→ **Problem**:
Below is a block of records; repeat each one exactly.

(Records from a data source)
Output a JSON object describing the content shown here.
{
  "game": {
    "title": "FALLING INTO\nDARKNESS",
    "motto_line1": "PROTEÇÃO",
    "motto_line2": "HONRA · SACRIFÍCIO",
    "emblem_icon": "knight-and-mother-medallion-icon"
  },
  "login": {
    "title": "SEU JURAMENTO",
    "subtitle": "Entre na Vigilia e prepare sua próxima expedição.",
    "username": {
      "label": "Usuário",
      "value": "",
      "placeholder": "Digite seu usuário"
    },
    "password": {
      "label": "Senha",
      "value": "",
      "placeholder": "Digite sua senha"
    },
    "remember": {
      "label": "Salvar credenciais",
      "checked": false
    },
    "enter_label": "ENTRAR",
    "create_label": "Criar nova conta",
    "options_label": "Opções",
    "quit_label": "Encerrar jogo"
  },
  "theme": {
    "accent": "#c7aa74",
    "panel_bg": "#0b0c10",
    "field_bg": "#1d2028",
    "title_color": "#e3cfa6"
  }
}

→ **Response**:
Output a JSON object describing the content shown here.
{
  "game": {
    "title": "FALLING INTO\nDARKNESS",
    "motto_line1": "PROTEÇÃO",
    "motto_line2": "HONRA · SACRIFÍCIO",
    "emblem_icon": "knight-and-mother-medallion-icon"
  },
  "login": {
    "title": "SEU JURAMENTO",
    "subtitle": "Entre na Vigilia e prepare sua próxima expedição.",
    "username": {
      "label": "Usuário",
      "value": "",
      "placeholder": "Digite seu usuário"
    },
    "password": {
      "label": "Senha",
      "value": "",
      "placeholder": "Digite sua senha"
    },
    "remember": {
      "label": "Salvar credenciais",
      "checked": false
    },
    "enter_label": "ENTRAR",
    "create_label": "Criar nova conta",
    "options_label": "Opções",
    "quit_label": "Encerrar jogo"
  },
  "theme": {
    "accent": "#c7aa74",
    "panel_bg": "#0b0c10",
    "field_bg": "#1d2028",
    "title_color": "#e3cfa6"
  }
}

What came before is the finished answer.